Skoda's Kodiaq 2.0 has seven seats, nine airbags and innovative features which no competitor has
Skoda's Kodiaq 2.0 gets smart The Kodiaq drives more like a sporty hatchback than an SUV, with quick and sharp steering. ST PHOTO: BENJAMIN SEETOR

When an automaker has a tagline which says Simply Clever, it had better deliver on it. Because it is simply too easy to spot an empty promise on wheels.

As it turns out, the first Skoda to land here after a four-year absence - the Kodiaq compact seven-seat crossover - is rather clever.

Making a compact seven-seat crossover in itself is already a feat. Measuring 4,697mm long and 1,882mm wide, the Kodiaq's footprint is not much bigger than a Honda Civic's. Yet, its wheelbase is longer than the wheelbase of Lexus' RX350L - a far bigger seven-seater.

Granted, the Kodiaq is not a full-blown seven-seater, but neither is the RX350L. Its last row is best reserved for small children.

The second and third rows in the Kodiaq can be folded completely flat to free up an enormous amount of luggage

The Skoda is quite a hoot at the wheel. Along with its relative compactness, the 2-litre variant tested here has a lively turbo-charged engine mated to an all-wheel-drive system.

The result is an impressively high level of deftness and driveability. Even against similar-sized SUVs in the Volkswagen Group (which Skoda belongs to), the Kodiaq manages to stand out.

It drives more like a sporty hatchback than an SUV, with a disciplined chassis delivering crisp handling and controlled body movements. Its steering is quick and sharp, and the car executes as neat a turn-in as a lower-slung car with a shorter wheelbase.

Folks who loathe SUVs because they tend to compromise on road dynamics will have very little to complain about with this Skoda.

space. It comes with a netting system to keep loose items from rolling about.

This way, the Kodiaq appeals to those who want the utility of a wagon and the capacity of a seven-seater.

It is pretty amazing on the performance front too. With 211hp and 320Nm of torque from 1,400rpm, it delivers an 8.2-second century sprint and a top speed of 205kmh.

It is nothing to shout about in today's context, except that the Kodiaq actually feels significantly quicker. There is not a hint of hesitation in the way it responds to throttle inputs, regardless of engine speed.

But the Czech car's cleverness is best illustrated by smaller functions. Its start button is located on the steering column, where the ignition key usually goes. Not only is this intuitive, it frees up space on the fascia and centre console. Its doors are equipped with door edge protection - a plastic strip which pops out when the door is opened and retracts when it is closed.

The front doors retain their built-in umbrella slots, a feature Skoda pioneered more than a decade ago.

The Kodiaq is also among very few models in its segment to offer wireless phone-charging.

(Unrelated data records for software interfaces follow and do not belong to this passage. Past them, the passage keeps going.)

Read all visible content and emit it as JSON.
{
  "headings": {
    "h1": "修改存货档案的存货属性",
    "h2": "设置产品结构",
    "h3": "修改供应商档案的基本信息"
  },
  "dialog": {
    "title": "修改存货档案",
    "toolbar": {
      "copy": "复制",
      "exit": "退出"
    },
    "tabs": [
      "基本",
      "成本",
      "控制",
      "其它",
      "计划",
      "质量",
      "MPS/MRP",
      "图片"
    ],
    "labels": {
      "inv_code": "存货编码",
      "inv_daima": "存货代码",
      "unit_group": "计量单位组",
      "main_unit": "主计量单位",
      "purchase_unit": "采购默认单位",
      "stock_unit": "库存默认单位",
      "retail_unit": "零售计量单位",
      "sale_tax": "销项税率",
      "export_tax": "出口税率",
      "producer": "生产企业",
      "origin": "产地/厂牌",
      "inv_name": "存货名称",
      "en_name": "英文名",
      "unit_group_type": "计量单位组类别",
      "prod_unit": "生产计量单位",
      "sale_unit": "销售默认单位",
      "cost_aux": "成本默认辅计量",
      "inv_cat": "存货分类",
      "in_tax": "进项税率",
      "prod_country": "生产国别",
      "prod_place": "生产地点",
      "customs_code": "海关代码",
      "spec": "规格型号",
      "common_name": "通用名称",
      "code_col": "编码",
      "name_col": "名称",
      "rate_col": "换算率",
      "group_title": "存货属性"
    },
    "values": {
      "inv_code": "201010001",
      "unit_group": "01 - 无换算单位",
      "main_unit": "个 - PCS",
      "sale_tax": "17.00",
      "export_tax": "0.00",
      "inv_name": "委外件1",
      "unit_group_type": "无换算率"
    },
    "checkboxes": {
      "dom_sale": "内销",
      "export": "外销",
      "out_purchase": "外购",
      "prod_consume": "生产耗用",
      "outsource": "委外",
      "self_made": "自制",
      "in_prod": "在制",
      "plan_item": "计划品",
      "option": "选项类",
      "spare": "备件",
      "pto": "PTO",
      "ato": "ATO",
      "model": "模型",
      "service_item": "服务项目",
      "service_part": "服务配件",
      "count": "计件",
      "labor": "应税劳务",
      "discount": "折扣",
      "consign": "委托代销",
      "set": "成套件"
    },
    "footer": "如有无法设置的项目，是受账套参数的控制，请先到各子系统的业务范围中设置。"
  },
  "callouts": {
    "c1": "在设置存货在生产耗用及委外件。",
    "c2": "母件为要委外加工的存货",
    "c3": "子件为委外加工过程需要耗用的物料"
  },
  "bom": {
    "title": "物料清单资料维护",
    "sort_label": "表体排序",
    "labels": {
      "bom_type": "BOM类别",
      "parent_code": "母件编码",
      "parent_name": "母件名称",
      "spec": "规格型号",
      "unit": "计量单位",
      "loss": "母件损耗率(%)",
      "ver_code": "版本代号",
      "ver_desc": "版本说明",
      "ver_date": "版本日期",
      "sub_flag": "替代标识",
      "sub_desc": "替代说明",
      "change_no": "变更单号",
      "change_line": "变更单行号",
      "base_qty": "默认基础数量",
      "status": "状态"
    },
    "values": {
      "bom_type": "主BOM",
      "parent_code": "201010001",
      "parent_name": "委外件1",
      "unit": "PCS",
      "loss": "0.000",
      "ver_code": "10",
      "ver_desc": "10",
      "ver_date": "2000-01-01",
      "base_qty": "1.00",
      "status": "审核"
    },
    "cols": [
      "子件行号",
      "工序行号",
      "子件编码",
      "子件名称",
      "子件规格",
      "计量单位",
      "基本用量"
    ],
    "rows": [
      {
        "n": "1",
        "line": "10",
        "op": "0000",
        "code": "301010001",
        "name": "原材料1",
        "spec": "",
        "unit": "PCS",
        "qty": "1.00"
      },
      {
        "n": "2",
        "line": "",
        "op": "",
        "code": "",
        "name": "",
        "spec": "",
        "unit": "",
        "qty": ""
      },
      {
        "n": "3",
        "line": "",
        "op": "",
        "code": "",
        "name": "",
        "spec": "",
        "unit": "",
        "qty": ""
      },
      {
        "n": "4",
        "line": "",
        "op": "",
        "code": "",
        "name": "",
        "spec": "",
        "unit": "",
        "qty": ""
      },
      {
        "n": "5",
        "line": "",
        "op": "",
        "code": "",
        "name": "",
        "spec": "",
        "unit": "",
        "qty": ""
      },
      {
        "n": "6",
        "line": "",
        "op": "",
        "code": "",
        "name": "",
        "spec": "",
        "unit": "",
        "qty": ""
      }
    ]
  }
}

The 2-litre version comes with nine airbags, adaptive cruise control, auto-hold function, hands-free tailgate, memory seats and park assist.

The car's build quality exceeds expectations too. Fit and finish, noise insulation and overall refinement are comparable with what Volkswagen products offer.

Its $161,900 tag is decent for such a well-equipped car. Those wanting more value can pick the 1.4-litre - $31,000 cheaper, but just as clever.